    Become a Wilderness Steward
    In addition to recruiting volunteers for our traditional stewardship projects, we are seeking Utah residents to join county-based volunteer crews. Our regional Wilderness Stewardship groups monitor on-the-ground conditions of protected public lands. We identify, document, and report on a range of impacts, including those caused by ORV travel, dispersed camping, and other forms of frontcountry and backcountry travel. Stewards receive trainings in wilderness study area (WSA) monitoring and drylands restoration from SUWA staff. Periodic group monitoring excursions are hosted by SUWA on public lands across the state. Work with us as we broaden our reach and cover more ground protecting wild Utah. For more information, and to sign up, contact volunteer@suwa.org. Open to Utah residents only.

    Pandemic Protocols
    As was the case in 2020, we will continue to limit project participation to volunteers from a local or relatively nearby point of origin through early 2021. Each project posting will specify recruitment parameters. This—along with our custom pandemic protocols—aims to create the safest environment possible for our volunteers. We appreciate your understanding as we all continue to navigate stewardship safely.

    Get inspired by our 2021 “You Are a Steward” video:

    StewardshipVideoScreenshot(2).jpg

    If you have any questions for us, please do not hesitate to write (volunteer@suwa.org) or call (435) 259-9151.

  • 2020 volunteers - masked
    November 30th, 2020

    The coronavirus pandemic entered the American psyche the same week our 2020 stewardship season was slated to begin, forcing us redefine how we work on the landscape.

    Today, as we plan for the 2021 season and beyond, adaptation remains critical in protecting the health of people and the integrity of Utah’s wild places. Working on Utah’s public lands going forward will require all of us to pause and reevaluate how we encounter, experience, and enjoy our public lands.

    Key to our understanding of how best to approach stewardship in the coming years will be your input and reflection on how our individual impacts – how the choices we make and those we do not make – affect the places we love. This means considering how we recreate, how we tell public lands stories via social media, and how we build inclusivity and resilience into the outdoors.

    As much as anything else in a persistent pandemic environment, this ought to be the year’s primary lesson: the protection of public lands is fortified with an equal measure of care and justice for people. The true crossroads of wild and built environments are people – those who maintain, endure and experience both. 

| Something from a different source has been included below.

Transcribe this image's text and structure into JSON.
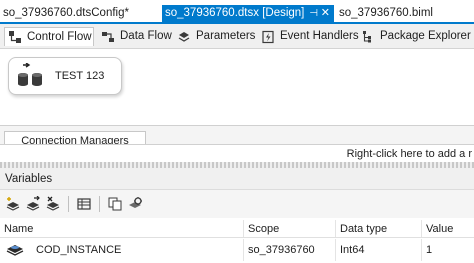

    For many in 2020, our only seeming glimpse into the natural world was the patch of green or flash of color spied through a window. In a moment of clarity, the glint of the windowpane became a mirror through which we recognized as much wild within ourselves as in all the redrock. No matter where we live or what forces are at work on us, we are all poised to know and care for the wild. But if we are to protect wilderness, we must protect one another first.

    This year, we accomplished a great deal more than seemed likely or even possible given the context. In all, we tackled 14 projects on Utah public lands. We monitored and reclaimed over (50) unauthorized vehicular routes, removed over 1,200 square feet of graffiti from sandstone walls in wilderness, and installed thousands of feet of defensive barriers along protected land boundaries. Our volunteers installed dozens more wilderness and wilderness study area boundary signs, reclaimed extensive undesignated campsites, and removed countless bags of refuse. We would not have accomplished any of this without you. 

    This winter, we will work to redefine how we work with you on the landscape. As a start, we plan to hone our regional Wilderness Steward chapters across Utah. If you are interested now in becoming part of our program, complete a 2021 General Application and select “Wilderness Steward” under the Volunteer Position question. Learn more about our 2019 Class of Stewards here – or contact volunteer@suwa.org to speak directly with our staff. And keep an ear to the ground for a mid-winter update on our program as we carry forward into the new paradigm.

    Thank you once again for the hard work this season.

    Stay safe – and we will see you in 2021.